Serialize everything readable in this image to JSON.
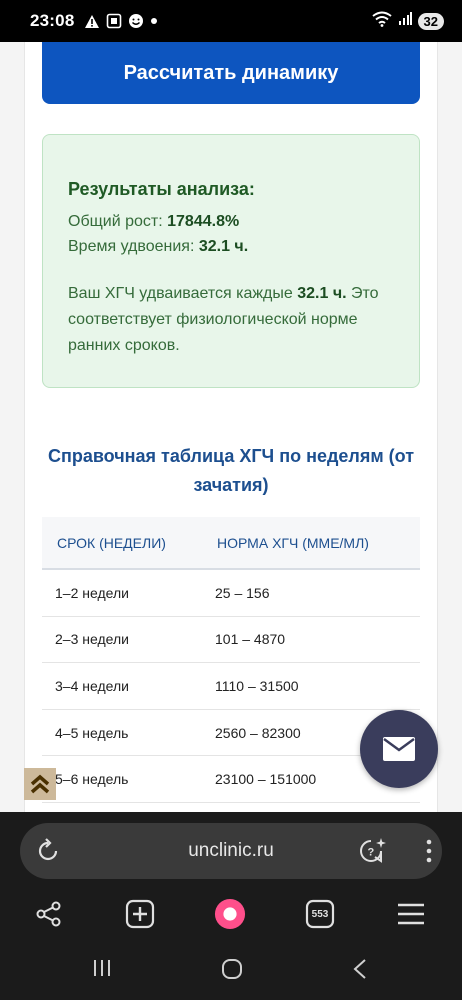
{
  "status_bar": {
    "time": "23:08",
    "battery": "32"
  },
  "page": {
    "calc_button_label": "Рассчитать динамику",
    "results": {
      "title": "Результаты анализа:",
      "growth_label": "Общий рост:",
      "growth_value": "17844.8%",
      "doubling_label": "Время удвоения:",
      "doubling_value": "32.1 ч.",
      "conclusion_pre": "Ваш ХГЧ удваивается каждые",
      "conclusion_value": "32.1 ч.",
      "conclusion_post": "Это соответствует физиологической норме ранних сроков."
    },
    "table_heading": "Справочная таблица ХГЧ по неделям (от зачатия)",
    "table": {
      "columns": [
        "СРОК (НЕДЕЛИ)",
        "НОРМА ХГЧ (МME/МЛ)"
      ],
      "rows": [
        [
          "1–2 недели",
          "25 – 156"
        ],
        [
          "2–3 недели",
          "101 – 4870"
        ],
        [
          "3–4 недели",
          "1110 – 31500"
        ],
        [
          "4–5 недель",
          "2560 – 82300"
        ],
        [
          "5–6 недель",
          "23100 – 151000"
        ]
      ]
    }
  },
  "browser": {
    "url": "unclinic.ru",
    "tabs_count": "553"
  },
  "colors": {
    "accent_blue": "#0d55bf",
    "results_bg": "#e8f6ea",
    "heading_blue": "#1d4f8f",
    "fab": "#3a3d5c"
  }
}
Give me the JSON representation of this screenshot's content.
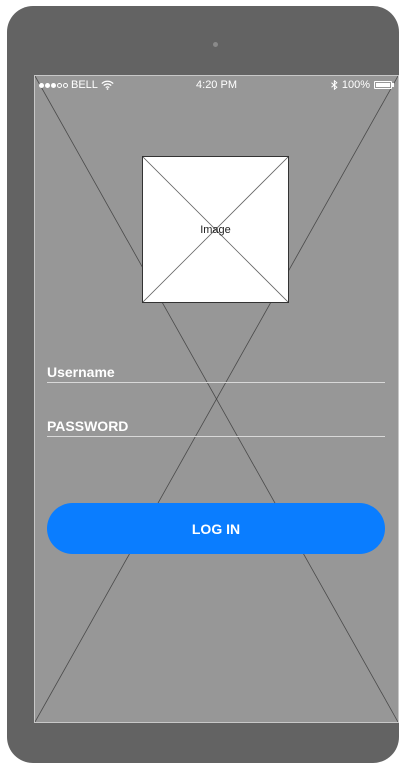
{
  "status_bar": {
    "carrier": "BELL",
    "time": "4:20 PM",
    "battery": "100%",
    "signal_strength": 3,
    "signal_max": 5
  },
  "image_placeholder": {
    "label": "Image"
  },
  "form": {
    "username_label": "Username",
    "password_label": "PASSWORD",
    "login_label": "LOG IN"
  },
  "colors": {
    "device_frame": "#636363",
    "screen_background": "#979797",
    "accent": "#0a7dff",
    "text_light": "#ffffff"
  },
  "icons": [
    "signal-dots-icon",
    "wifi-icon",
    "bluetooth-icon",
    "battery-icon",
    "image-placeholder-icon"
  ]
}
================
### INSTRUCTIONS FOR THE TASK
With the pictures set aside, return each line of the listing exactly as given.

### SOLUTION FOR THIS EXERCISE
Serialize everything readable in this image to JSON.
{
  "status_bar": {
    "time": "23:08",
    "battery": "32"
  },
  "page": {
    "calc_button_label": "Рассчитать динамику",
    "results": {
      "title": "Результаты анализа:",
      "growth_label": "Общий рост:",
      "growth_value": "17844.8%",
      "doubling_label": "Время удвоения:",
      "doubling_value": "32.1 ч.",
      "conclusion_pre": "Ваш ХГЧ удваивается каждые",
      "conclusion_value": "32.1 ч.",
      "conclusion_post": "Это соответствует физиологической норме ранних сроков."
    },
    "table_heading": "Справочная таблица ХГЧ по неделям (от зачатия)",
    "table": {
      "columns": [
        "СРОК (НЕДЕЛИ)",
        "НОРМА ХГЧ (МME/МЛ)"
      ],
      "rows": [
        [
          "1–2 недели",
          "25 – 156"
        ],
        [
          "2–3 недели",
          "101 – 4870"
        ],
        [
          "3–4 недели",
          "1110 – 31500"
        ],
        [
          "4–5 недель",
          "2560 – 82300"
        ],
        [
          "5–6 недель",
          "23100 – 151000"
        ]
      ]
    }
  },
  "browser": {
    "url": "unclinic.ru",
    "tabs_count": "553"
  },
  "colors": {
    "accent_blue": "#0d55bf",
    "results_bg": "#e8f6ea",
    "heading_blue": "#1d4f8f",
    "fab": "#3a3d5c"
  }
}
Give me the JSON representation of this screenshot's content.
{
  "status_bar": {
    "carrier": "BELL",
    "time": "4:20 PM",
    "battery": "100%",
    "signal_strength": 3,
    "signal_max": 5
  },
  "image_placeholder": {
    "label": "Image"
  },
  "form": {
    "username_label": "Username",
    "password_label": "PASSWORD",
    "login_label": "LOG IN"
  },
  "colors": {
    "device_frame": "#636363",
    "screen_background": "#979797",
    "accent": "#0a7dff",
    "text_light": "#ffffff"
  },
  "icons": [
    "signal-dots-icon",
    "wifi-icon",
    "bluetooth-icon",
    "battery-icon",
    "image-placeholder-icon"
  ]
}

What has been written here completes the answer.